Michigan’s schedule looks a lot different in 2020 than it initially did due to a conference-only schedule. No starting the season on the road in Washington, no likely wins against non-conference opponents in Ball State and Arkansas State in Week 2 and 3.
Here’s Michigan’s new 2020 schedule.
Our [new] 2020 SCHEDULE is here. pic.twitter.com/wg5ccjBTlC— Michigan Football (@UMichFootball) August 5, 2020
First three games are harder overall (vs. Purdue, at Minnesota, vs. Penn State)
Michigan’s going to need whoever the starting QB is and the four new starting offensive linemen to perform at a high clip right out of the gate. There aren’t any definitive blowout games these weeks, no matchups where you know heading into the game that you’ll be able to put backups in by the third quarter. Michigan begins training camp on Friday, and there’s not a lot of time left to get ready for the start of the season. That fact is going to make each practice and rep therein all the more important.
(Week 1) Purdue’s offense will present a challenge with one of the best receiving corps in the country in Rondale Moore and David Bell, then have to take on an ever-improving Minnesota team before facing a talent Penn State squad. At least Michigan doesn’t have to start the season on the road, but the next two games are glaringly harder than the original tilts vs. Ball State and Arkansas State.
(Week 2) Minnesota will be without star receiver Rashod Bateman, and Penn State won’t have stud linebacker Micah Parsons; both players are sitting out due to coronavirus concerns. Those are dings to each roster, but there’s plenty of talent to fill the void they leave behind. If past is prologue, though, Michigan will play (Week 3) Penn State well in Ann Arbor. Michigan’s won their past two games at Michigan Stadium against PSU by a combined score of 91-17.
If Michigan is to get through the first three games with victories, the schedule eases up with an away game at Rutgers before playing Michigan State at The Big House.
There’s another tough three game stretch after facing Rutgers and MSU
After the matchups mentioned above, Michigan faces Indiana and Ohio State on the road, followed by a home game versus Wisconsin. Fans or likely no fans at all in the stands this year, a road game is still a road trip. Road trips can be tiring, especially if it’s a bus ride, and there’s still a level of home-field advantage for the home teams because of their comfort level playing in their own stadium and town.

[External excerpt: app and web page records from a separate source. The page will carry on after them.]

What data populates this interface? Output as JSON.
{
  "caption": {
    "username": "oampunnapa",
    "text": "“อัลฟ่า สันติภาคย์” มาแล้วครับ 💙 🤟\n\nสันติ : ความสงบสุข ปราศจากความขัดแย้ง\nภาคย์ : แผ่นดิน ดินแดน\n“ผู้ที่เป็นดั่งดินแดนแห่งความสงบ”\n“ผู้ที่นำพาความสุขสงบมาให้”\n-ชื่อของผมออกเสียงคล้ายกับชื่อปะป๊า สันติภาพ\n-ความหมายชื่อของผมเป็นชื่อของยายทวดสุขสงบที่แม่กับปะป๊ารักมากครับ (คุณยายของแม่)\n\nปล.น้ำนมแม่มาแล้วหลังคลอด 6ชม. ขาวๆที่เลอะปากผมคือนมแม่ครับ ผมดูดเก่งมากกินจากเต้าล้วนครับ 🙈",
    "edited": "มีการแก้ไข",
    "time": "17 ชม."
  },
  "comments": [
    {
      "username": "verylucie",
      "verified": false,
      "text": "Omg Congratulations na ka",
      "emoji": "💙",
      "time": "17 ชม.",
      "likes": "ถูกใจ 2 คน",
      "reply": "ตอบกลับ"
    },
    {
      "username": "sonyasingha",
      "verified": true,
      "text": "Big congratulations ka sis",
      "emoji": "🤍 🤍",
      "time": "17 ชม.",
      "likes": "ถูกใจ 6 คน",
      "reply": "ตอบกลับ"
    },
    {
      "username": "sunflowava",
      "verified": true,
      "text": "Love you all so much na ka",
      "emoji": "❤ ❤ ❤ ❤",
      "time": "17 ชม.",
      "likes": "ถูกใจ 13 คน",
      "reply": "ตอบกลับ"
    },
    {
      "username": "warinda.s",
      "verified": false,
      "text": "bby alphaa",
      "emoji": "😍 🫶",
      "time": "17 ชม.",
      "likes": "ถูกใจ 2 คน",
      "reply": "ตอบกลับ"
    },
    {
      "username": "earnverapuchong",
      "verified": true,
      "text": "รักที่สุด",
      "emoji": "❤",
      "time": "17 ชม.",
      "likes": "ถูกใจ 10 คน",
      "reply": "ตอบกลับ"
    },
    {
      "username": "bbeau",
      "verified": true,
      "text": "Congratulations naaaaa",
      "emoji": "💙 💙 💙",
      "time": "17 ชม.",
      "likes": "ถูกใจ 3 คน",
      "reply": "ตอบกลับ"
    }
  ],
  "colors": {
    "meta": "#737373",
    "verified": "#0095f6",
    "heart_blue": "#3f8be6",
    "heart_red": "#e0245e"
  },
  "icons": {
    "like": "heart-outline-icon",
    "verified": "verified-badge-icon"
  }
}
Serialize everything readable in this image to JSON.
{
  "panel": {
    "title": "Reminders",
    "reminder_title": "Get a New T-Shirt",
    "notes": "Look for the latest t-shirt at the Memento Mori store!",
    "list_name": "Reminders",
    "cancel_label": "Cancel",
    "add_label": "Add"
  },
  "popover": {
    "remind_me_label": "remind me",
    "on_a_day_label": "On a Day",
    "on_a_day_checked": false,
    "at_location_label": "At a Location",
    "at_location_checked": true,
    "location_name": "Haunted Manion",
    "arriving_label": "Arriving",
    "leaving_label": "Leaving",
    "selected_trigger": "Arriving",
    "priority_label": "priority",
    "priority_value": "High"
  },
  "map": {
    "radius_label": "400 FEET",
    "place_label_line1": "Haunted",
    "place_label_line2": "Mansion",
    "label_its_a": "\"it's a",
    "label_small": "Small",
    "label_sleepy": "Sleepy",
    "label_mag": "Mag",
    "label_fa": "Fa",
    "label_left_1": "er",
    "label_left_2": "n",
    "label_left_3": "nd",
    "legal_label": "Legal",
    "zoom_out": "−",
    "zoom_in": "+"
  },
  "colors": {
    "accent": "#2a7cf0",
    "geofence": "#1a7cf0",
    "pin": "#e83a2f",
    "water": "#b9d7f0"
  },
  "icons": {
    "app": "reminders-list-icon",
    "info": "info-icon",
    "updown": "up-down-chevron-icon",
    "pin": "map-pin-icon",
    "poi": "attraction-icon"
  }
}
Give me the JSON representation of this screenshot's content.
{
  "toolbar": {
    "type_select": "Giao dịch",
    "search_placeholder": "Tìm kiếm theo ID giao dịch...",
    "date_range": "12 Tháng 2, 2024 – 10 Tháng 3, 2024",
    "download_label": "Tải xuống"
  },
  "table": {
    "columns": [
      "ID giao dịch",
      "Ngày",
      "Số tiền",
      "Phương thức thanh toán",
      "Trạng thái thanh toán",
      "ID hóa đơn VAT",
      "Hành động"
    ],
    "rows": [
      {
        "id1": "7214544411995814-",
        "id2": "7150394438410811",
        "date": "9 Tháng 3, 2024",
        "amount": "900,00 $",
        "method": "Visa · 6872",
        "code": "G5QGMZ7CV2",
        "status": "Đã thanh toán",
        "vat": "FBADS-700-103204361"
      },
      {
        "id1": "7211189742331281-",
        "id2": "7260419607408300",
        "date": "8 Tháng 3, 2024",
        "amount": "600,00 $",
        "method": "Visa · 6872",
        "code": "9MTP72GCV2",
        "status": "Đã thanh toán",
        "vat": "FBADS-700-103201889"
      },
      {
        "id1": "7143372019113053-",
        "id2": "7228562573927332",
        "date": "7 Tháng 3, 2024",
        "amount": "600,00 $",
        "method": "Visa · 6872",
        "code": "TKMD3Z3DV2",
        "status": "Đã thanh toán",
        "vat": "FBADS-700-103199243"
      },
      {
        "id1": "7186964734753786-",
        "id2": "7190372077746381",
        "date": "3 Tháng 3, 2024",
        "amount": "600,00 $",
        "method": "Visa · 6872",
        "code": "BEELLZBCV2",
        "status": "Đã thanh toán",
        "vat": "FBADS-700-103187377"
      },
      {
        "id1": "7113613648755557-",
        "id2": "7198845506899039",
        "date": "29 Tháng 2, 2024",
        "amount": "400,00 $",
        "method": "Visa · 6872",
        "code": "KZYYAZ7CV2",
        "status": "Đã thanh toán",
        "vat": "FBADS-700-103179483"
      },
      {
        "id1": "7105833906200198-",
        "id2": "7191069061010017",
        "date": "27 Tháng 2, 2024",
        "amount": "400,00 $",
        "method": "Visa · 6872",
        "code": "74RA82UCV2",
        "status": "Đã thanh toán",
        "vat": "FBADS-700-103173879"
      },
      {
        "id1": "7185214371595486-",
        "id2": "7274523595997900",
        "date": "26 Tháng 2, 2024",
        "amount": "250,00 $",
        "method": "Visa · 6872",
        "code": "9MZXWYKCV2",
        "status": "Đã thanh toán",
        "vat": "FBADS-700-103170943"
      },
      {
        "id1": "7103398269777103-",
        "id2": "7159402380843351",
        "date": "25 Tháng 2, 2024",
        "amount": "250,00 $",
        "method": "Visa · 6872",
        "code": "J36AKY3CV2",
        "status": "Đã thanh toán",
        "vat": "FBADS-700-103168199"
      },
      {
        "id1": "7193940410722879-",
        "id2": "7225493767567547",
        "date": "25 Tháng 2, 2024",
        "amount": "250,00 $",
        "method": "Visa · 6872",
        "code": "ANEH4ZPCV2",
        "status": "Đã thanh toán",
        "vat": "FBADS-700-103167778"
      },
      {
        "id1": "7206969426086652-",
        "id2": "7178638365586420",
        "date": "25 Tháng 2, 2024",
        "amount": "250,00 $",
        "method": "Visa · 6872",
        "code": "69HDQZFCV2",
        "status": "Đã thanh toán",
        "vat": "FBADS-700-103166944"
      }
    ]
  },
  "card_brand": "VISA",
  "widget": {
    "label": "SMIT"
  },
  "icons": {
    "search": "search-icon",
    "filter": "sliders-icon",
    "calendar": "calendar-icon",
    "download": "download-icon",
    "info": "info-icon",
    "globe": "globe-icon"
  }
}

(Game 6) Indiana plays a lot of teams tough in the conference, and plays Michigan especially tough when UM travels to Bloomington. (Game 7) Ohio State is Ohio State and is always the toughest game on the schedule. Whether Michigan beats the Buckeyes, or loses, they’ll be a bit battered and bruised heading into another physical game against (Game 8) Wisconsin. This three game stretch represents a massive amount of physicality that will be inflicted upon Michigan, the question is can Michigan endure it? Indiana, Ohio State, and Wisconsin are some of the most hard-nosed teams in the conference and are coached to hit hard and not let up.
After this three-game stretch Michigan finishes the season against Maryland and Northwestern, a more manageable two games on paper.
A new schedule, a couple different back-to-back-to-back rough stretches, but what remains the same is Michigan’s going to be ready to play those games or they’re not. How tough the games are coincide with the abilities of the Michigan players and their preparedness, both mentally and physically. Some games in the Big Ten feel more like bare-knuckle brawls, and it’s just about surviving while landing more punches than the talented opposition lands on them.